Re: Agricultural Skyscrapers

Dan Clemmensen (
Mon, 26 Jan 1998 18:34:47 -0500

Anders Sandberg wrote:
> writes:
> > Also i heard that they have very bright and inexpensive light bulbs (and grow
> > lights) that dont go out that require not very much electricity but the light
> > companies are supressing it, kinna like the way oil companies supress
> > alternative energy devices.
> You mean halogen lightbulbs? I don't know about the situation in the
> US, but here in Sweden they are actively pushed by the electricity
> companies (yes, our electricity companies try to make us consume less
> electricity, and the liquor monopoly does it best to discourage
> drinking. Sweden is fantastic :-).
> As for hydroponics, yes, electric light would do with the right kind
> of illumination. No need for skyscrapers: Genetic Engineering News had
> an article in March 15 1995 about growing plants in an underground
> mine, with very positive results.
> With enough energy, most things are possible. Sunlight is nice because
> it is so available in most places (i.e. everywhere but Sweden :-) - I
> really like the idea of skyscrapers with glass walls facing the south,
> filled with greenery. The hydroponics could be grown in trellises
> between the outer wall and an inner, thinner glass wall with
> apartments on the inside. That way you could get both sunlight,
> greenery and climate control.

Most crops plants, when planted in a field, completely cover the field,
capturng all the available solar energy that a plant can capture. To
beat this in a multi-level skyscraper, you'll have to add energy. What
source do you propose? Obviously not solar. Unless you indend to build
solar cells that are more efficient than plants, you will be better off
simply replacing your solar collectors with farms, either on earth or
in space. Your only other alternatives are fossil fuels or nuclear
(fusion or fission.) Burning fossil fuels to convert the energy to
photonc to then reconvert it to plant mass is horribly inefficient.
why not engineer a bug to convert the fuel directly?
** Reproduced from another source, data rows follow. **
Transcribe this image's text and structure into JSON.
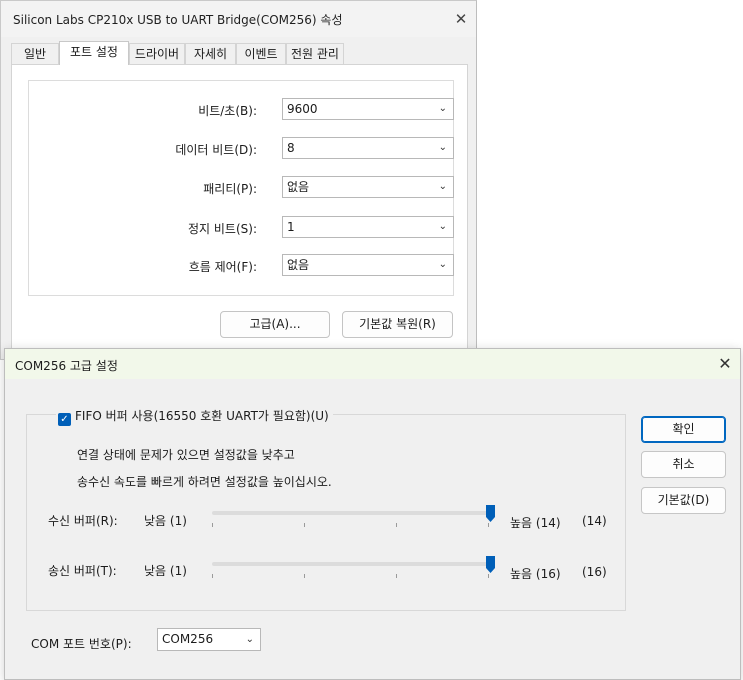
{
  "props_window": {
    "title": "Silicon Labs CP210x USB to UART Bridge(COM256) 속성",
    "close_glyph": "✕",
    "tabs": [
      {
        "label": "일반"
      },
      {
        "label": "포트 설정"
      },
      {
        "label": "드라이버"
      },
      {
        "label": "자세히"
      },
      {
        "label": "이벤트"
      },
      {
        "label": "전원 관리"
      }
    ],
    "settings": [
      {
        "label": "비트/초(B):",
        "value": "9600"
      },
      {
        "label": "데이터 비트(D):",
        "value": "8"
      },
      {
        "label": "패리티(P):",
        "value": "없음"
      },
      {
        "label": "정지 비트(S):",
        "value": "1"
      },
      {
        "label": "흐름 제어(F):",
        "value": "없음"
      }
    ],
    "advanced_button": "고급(A)...",
    "restore_defaults_button": "기본값 복원(R)"
  },
  "advanced_dialog": {
    "title": "COM256 고급 설정",
    "close_glyph": "✕",
    "fifo_checkbox": {
      "label": "FIFO 버퍼 사용(16550 호환 UART가 필요함)(U)",
      "checked": true
    },
    "desc_line1": "연결 상태에 문제가 있으면 설정값을 낮추고",
    "desc_line2": "송수신 속도를 빠르게 하려면 설정값을 높이십시오.",
    "receive_buffer": {
      "label": "수신 버퍼(R):",
      "min_label": "낮음 (1)",
      "max_label": "높음 (14)",
      "current": "(14)",
      "value": 14,
      "min": 1,
      "max": 14
    },
    "transmit_buffer": {
      "label": "송신 버퍼(T):",
      "min_label": "낮음 (1)",
      "max_label": "높음 (16)",
      "current": "(16)",
      "value": 16,
      "min": 1,
      "max": 16
    },
    "com_port_label": "COM 포트 번호(P):",
    "com_port_value": "COM256",
    "ok_button": "확인",
    "cancel_button": "취소",
    "defaults_button": "기본값(D)"
  },
  "colors": {
    "accent": "#005fb8",
    "title_tint": "#f2f8ea"
  }
}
For green plants, it's cheaper to build single-level greenhouses.
The reason we have farms instead of greenhouses is ... economics!
if greehouses were more cost-effective, farmers would install them.
It's true that governments interfere with the economics of the
sector more than with any other, but the underlying economics are
still there.